Amref Health Africa is pleased to extend the partnership with the Rabelais Trust for a third phase of the integrated Community-Led Alternative Rites of Passage (CL-ARP) and Water, Sanitation and Hygiene (WASH) programme in Kajiado County, Kenya.
The programme will deepen collaboration between government, civil society & community-based organisations and anti-FGM champions to reduce rates of FGM/C, help girls stay in school longer, and delay marriage and childbirth.
About Kajiado County, Kenya
Since 2020, the integrated ARP/WASH programme has reached 23,988 people including 95 community health workers (CHWs) trained on Amref’s LEAP digital learning tool to keep girls and their communities safe and healthy. Seventy-one local administrators have been sensitised on FGM/C, 1,250 adolescent girls saved from FGM/C, teenage pregnancy and child, early and forced marriage, and 7,000 people reached with safe water and hygiene services.
The ongoing severe drought has had a devastating effect on communities in Kajiado. Water sources are drying up, leading to livestock deaths, and increased pressure on women and girls to walk long distances to fetch water from other sources meaning they miss school and are at greater risk of sexual violence.
Amid these pressures on families and communities, girls bear the highest burden; they are often married off early to fetch a dowry to replace losses due to drought. In traditional Maasai social culture, to get married, they must first undergo FGM/C.
The ARP/WASH Theory of Change
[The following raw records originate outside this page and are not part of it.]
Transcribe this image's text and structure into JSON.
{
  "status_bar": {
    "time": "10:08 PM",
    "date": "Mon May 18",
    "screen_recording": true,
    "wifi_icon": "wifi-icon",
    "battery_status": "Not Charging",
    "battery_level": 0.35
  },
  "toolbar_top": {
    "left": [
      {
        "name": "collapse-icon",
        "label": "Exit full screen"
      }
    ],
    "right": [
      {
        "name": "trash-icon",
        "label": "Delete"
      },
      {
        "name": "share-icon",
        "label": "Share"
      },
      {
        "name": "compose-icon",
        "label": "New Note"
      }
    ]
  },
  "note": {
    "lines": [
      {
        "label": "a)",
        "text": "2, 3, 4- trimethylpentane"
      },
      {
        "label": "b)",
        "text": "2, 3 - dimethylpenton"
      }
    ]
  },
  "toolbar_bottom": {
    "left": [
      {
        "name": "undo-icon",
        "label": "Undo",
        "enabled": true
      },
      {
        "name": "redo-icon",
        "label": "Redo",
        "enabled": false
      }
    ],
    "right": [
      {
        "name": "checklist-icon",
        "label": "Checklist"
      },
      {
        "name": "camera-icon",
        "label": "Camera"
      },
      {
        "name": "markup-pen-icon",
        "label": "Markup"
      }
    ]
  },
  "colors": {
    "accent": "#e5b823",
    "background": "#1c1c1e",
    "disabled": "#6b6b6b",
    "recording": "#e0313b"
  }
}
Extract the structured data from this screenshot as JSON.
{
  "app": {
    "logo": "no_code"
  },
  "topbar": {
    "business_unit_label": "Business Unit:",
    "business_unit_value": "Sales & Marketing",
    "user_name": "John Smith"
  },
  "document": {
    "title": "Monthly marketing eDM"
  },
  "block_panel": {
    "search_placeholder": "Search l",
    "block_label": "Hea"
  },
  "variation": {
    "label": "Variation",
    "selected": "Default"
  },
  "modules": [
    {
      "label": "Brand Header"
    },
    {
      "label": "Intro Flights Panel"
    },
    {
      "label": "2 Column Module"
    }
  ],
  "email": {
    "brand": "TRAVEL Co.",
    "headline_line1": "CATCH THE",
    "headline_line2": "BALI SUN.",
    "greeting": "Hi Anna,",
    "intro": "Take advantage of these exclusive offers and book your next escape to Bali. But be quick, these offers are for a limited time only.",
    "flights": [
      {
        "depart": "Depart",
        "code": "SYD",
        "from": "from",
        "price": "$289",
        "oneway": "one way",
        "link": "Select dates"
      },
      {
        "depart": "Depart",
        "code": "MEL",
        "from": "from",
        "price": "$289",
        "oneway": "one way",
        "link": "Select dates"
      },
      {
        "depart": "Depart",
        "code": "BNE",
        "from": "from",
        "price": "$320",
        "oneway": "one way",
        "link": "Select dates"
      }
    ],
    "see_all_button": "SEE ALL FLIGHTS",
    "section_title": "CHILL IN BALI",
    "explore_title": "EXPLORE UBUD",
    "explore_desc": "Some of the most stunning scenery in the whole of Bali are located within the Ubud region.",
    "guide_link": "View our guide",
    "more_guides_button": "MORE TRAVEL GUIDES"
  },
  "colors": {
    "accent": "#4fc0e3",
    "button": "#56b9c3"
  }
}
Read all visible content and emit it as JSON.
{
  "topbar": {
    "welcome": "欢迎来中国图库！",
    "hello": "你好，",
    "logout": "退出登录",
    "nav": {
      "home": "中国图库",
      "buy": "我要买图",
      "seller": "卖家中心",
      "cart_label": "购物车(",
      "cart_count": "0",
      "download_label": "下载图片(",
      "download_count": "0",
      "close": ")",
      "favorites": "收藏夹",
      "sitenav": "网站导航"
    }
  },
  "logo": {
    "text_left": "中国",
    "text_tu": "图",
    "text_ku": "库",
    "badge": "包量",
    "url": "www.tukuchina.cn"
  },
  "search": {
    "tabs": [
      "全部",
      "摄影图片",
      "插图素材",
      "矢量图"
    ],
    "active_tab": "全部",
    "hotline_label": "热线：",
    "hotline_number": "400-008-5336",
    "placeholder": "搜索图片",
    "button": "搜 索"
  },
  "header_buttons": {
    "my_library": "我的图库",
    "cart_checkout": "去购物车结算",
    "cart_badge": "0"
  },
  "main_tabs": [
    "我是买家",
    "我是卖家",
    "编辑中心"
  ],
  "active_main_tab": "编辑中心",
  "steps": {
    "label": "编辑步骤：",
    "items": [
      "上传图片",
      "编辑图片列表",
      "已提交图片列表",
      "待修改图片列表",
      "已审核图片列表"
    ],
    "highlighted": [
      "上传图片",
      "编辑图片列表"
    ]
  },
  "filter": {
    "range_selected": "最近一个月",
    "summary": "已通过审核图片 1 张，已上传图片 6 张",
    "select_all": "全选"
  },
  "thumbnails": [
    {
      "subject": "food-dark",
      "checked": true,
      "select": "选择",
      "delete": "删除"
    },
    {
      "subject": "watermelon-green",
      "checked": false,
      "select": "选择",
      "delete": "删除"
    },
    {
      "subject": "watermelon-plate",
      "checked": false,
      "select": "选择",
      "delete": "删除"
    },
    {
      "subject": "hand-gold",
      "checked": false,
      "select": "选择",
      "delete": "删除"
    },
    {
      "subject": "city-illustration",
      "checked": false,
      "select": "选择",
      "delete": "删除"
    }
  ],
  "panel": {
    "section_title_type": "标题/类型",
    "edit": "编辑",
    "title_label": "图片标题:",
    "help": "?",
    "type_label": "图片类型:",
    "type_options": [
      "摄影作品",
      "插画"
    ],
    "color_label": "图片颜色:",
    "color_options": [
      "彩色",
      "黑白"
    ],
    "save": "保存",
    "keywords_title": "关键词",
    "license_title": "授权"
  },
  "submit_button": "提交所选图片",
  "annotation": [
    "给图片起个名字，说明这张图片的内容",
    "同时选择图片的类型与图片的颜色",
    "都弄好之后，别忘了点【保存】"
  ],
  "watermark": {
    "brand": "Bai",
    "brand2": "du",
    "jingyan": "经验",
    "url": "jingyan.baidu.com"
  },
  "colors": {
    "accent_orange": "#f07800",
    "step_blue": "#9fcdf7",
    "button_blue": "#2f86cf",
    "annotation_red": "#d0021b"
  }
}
If girls have access to water and sanitation facilities nearby, and they have access to education and information about their sexual and reproductive rights and the negative consequences of FGM/C, then they are more likely to be protected from sexual and gender-based violence and harmful practices including FGM/C.
Phase 3 of the ARP/WASH programme will deepen the support to communities in seven villages in Kajiado towards the end FGM/C vision. These will include new drought-resistant WASH interventions such as sand dams, promotion of the community-led Alternative Rites of Passage ceremony and integrated sexual and reproductive health and rights information and education.
Core programme activities, starting implementation in July 2023, will include:
- Community dialogues involving cultural/religious leaders, traditional birth attendants, circumcised women, and young people;
- Training community health workers on the LEAP digital learning platform;
- Constructing drought-resistant water infrastructure including sand dams, solar-powered water sources;
- Training and supporting women’s groups of former cutters on alternative sources of income;
- Conducting school outreach programmes to establish school health clubs to create awareness of WASH, SRHR and ARP;
- Support and training of girls through the ARP programme and ceremony.
To improve the ongoing support to girls who have graduated through the community-led Alternative Rite of Passage, the programme will continue hosting Annual Girls Symposiums and integrate regular check-ins with ARP graduates using Tracking the Girls (TTG) digital tool. This will collect data on the girls' educational attainment, their wellbeing, threats and instances of FGM/C, forced marriage and expulsion from their homes. The TTG tool and the symposium also ensure they have avenues to report pressure to undergo FGM/C and to help build a comprehensive insight into long-term programme impact.
Masthead image: Girls attend an event calling for an end to Gender-Based Violence, Kajiado, Kenya (c) Jeroen van Loon